    I understand the dirty little secrete about the $100.00 bills is that they are a huge money maker for treasury because of the demand from the drug cartels.

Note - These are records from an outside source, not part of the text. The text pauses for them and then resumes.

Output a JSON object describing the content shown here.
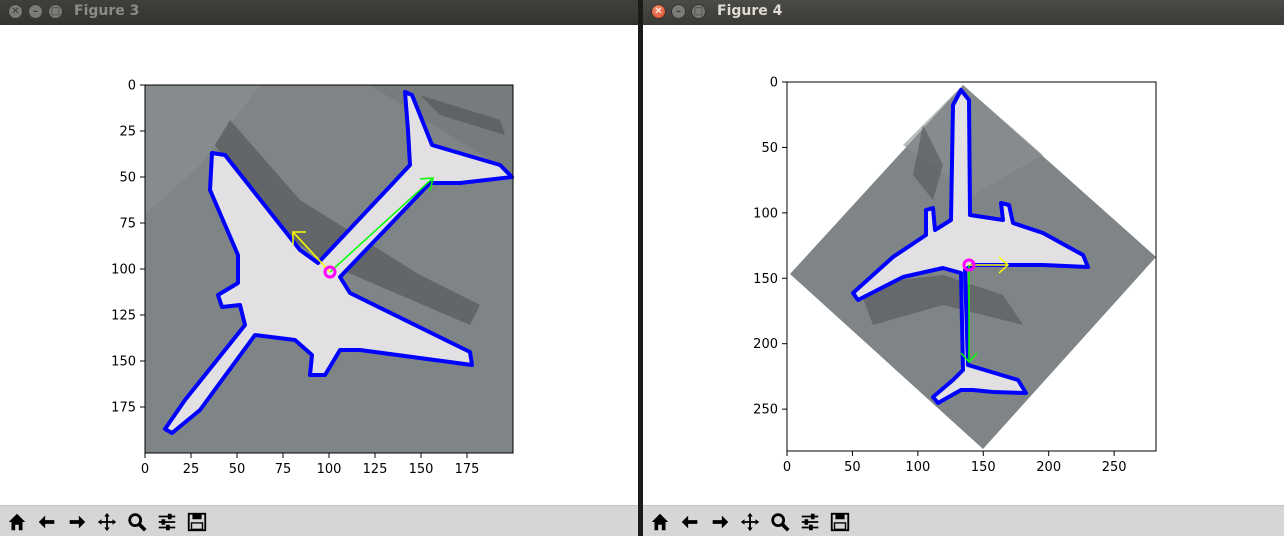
{
  "windows": [
    {
      "title": "Figure 3",
      "active": false,
      "axes": {
        "xlim": [
          0,
          200
        ],
        "ylim": [
          200,
          0
        ],
        "xticks": [
          "0",
          "25",
          "50",
          "75",
          "100",
          "125",
          "150",
          "175"
        ],
        "yticks": [
          "0",
          "25",
          "50",
          "75",
          "100",
          "125",
          "150",
          "175"
        ]
      }
    },
    {
      "title": "Figure 4",
      "active": true,
      "axes": {
        "xlim": [
          0,
          282
        ],
        "ylim": [
          282,
          0
        ],
        "xticks": [
          "0",
          "50",
          "100",
          "150",
          "200",
          "250"
        ],
        "yticks": [
          "0",
          "50",
          "100",
          "150",
          "200",
          "250"
        ]
      }
    }
  ],
  "toolbar_icons": [
    "home-icon",
    "back-arrow-icon",
    "forward-arrow-icon",
    "pan-icon",
    "zoom-icon",
    "configure-subplots-icon",
    "save-icon"
  ],
  "colors": {
    "contour": "#0000ff",
    "major_axis": "#00ff00",
    "minor_axis": "#ffff00",
    "centroid": "#ff00ff"
  }
}
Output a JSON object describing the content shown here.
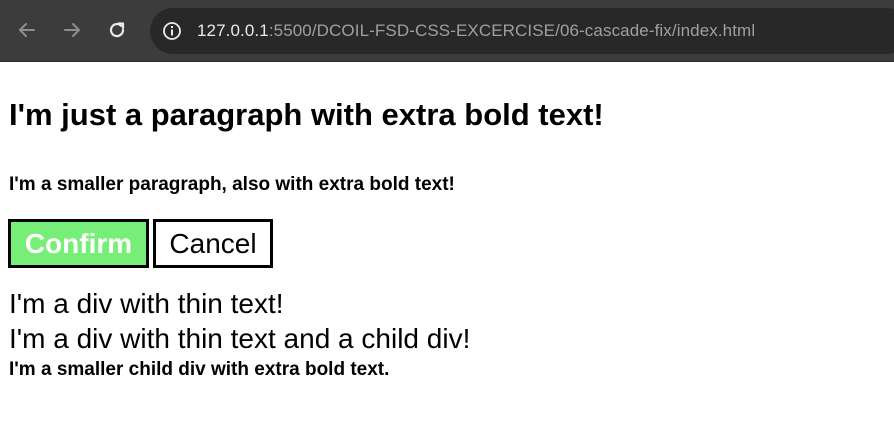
{
  "browser": {
    "back_icon": "arrow-left-icon",
    "forward_icon": "arrow-right-icon",
    "reload_icon": "reload-icon",
    "site_info_icon": "info-circle-icon",
    "url_host": "127.0.0.1",
    "url_rest": ":5500/DCOIL-FSD-CSS-EXCERCISE/06-cascade-fix/index.html"
  },
  "page": {
    "paragraph_large": "I'm just a paragraph with extra bold text!",
    "paragraph_small": "I'm a smaller paragraph, also with extra bold text!",
    "confirm_label": "Confirm",
    "cancel_label": "Cancel",
    "div_thin": "I'm a div with thin text!",
    "div_parent": "I'm a div with thin text and a child div!",
    "div_child": "I'm a smaller child div with extra bold text."
  },
  "colors": {
    "chrome_bg": "#3c3c3c",
    "omnibox_bg": "#282828",
    "confirm_bg": "#77ee77",
    "page_bg": "#ffffff"
  }
}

It is there preferred currency and even thought treasury and the White House knows that is where the demand comes from they refuse to cut back production because of the profits they make form them.

    Is that true ?